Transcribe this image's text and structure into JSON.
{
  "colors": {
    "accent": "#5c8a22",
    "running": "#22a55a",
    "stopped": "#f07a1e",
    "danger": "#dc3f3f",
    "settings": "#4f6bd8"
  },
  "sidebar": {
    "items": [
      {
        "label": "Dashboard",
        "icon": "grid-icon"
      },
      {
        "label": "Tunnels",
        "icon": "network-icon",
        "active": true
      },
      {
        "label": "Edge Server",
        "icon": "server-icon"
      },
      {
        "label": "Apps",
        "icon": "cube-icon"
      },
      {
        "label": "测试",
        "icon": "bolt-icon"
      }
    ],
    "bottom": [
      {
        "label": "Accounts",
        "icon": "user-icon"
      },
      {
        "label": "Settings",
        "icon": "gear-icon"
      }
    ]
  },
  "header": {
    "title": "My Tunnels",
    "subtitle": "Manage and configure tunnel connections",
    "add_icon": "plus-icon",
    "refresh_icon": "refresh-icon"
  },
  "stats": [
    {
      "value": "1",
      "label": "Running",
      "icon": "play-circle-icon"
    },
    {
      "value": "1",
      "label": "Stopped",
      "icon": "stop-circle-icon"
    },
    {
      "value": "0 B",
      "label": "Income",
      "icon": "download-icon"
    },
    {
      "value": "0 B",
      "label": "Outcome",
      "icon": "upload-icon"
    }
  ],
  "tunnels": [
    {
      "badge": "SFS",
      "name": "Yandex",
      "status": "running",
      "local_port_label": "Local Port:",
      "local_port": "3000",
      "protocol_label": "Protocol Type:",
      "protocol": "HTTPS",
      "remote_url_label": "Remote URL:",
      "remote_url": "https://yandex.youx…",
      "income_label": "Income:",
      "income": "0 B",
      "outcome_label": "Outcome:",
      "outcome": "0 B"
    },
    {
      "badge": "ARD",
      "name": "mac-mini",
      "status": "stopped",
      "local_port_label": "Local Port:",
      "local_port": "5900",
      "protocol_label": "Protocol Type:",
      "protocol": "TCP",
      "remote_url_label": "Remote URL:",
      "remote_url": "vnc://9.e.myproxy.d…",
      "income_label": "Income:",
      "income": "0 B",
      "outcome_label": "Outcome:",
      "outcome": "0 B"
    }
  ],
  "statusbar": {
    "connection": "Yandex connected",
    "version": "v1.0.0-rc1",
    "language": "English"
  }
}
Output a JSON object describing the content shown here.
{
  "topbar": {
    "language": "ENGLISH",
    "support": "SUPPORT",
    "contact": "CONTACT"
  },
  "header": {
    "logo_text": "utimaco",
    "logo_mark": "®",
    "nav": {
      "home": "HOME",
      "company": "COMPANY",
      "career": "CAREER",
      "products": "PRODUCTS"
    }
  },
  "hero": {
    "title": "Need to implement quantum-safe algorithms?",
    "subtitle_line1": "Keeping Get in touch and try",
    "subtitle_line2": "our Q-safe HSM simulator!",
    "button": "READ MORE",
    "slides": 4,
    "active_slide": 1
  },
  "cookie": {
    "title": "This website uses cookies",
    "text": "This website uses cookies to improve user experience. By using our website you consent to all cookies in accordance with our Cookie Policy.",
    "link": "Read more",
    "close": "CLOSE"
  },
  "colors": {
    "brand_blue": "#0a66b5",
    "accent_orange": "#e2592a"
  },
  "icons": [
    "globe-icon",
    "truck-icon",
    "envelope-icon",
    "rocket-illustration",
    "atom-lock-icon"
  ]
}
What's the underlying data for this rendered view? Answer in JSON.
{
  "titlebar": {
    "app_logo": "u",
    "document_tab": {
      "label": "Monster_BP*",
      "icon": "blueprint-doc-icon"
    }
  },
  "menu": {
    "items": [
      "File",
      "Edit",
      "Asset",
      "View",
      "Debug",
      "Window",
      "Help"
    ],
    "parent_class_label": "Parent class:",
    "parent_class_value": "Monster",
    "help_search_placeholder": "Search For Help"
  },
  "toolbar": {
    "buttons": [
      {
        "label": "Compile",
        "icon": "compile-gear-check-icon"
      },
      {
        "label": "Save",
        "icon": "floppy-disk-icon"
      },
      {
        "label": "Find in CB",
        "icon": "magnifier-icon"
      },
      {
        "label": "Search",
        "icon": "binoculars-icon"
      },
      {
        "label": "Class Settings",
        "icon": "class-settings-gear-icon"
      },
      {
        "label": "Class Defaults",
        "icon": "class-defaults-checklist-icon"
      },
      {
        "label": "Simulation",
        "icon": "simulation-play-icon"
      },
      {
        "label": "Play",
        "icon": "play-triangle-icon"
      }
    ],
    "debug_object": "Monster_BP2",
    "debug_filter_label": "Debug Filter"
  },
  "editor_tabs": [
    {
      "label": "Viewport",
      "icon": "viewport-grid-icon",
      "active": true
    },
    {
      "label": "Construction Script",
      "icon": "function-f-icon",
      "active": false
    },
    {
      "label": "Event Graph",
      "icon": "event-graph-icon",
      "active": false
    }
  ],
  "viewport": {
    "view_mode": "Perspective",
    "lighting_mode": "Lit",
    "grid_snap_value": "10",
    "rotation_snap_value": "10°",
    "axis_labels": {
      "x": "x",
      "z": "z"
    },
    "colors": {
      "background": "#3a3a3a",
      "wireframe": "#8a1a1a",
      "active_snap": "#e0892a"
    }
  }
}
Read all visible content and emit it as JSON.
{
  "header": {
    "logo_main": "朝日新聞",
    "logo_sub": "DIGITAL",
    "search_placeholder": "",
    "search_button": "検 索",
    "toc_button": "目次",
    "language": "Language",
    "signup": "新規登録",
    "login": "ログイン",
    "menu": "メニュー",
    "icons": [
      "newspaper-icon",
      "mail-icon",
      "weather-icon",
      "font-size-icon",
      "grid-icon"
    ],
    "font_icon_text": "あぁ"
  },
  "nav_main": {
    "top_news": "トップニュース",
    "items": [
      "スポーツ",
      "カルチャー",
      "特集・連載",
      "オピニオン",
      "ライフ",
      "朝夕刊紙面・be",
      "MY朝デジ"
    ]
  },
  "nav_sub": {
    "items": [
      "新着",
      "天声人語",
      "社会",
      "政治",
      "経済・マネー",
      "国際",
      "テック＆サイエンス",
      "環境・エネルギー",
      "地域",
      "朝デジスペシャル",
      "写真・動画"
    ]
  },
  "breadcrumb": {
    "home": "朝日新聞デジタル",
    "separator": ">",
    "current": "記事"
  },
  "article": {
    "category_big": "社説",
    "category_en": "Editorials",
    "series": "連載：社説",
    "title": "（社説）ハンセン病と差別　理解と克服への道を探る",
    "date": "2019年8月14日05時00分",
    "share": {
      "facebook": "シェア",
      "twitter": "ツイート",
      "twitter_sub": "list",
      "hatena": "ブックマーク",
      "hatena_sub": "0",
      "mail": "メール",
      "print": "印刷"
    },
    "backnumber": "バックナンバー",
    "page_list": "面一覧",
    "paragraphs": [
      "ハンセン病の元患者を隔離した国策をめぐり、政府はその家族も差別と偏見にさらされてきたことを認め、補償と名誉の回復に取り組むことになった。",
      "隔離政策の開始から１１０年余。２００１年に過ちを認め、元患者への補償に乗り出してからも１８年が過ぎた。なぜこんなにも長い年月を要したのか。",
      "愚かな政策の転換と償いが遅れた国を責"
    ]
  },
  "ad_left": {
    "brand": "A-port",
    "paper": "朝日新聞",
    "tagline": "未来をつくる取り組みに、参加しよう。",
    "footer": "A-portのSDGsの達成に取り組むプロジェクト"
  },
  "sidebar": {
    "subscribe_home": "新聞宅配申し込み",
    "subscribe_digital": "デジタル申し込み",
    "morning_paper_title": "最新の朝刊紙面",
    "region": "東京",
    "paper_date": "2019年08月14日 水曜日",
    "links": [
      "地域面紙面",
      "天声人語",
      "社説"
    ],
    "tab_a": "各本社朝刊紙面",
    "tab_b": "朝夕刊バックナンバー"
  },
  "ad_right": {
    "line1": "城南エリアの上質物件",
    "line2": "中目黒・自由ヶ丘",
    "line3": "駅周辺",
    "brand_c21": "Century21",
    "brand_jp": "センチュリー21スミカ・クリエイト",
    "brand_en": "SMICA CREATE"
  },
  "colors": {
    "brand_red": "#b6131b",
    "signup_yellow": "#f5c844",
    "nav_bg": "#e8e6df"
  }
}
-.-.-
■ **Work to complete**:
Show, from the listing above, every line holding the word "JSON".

■ **Output for this task**:
Transcribe this image's text and structure into JSON.
Output a JSON object describing the content shown here.
What's the underlying data for this rendered view? Answer in JSON.
Read all visible content and emit it as JSON.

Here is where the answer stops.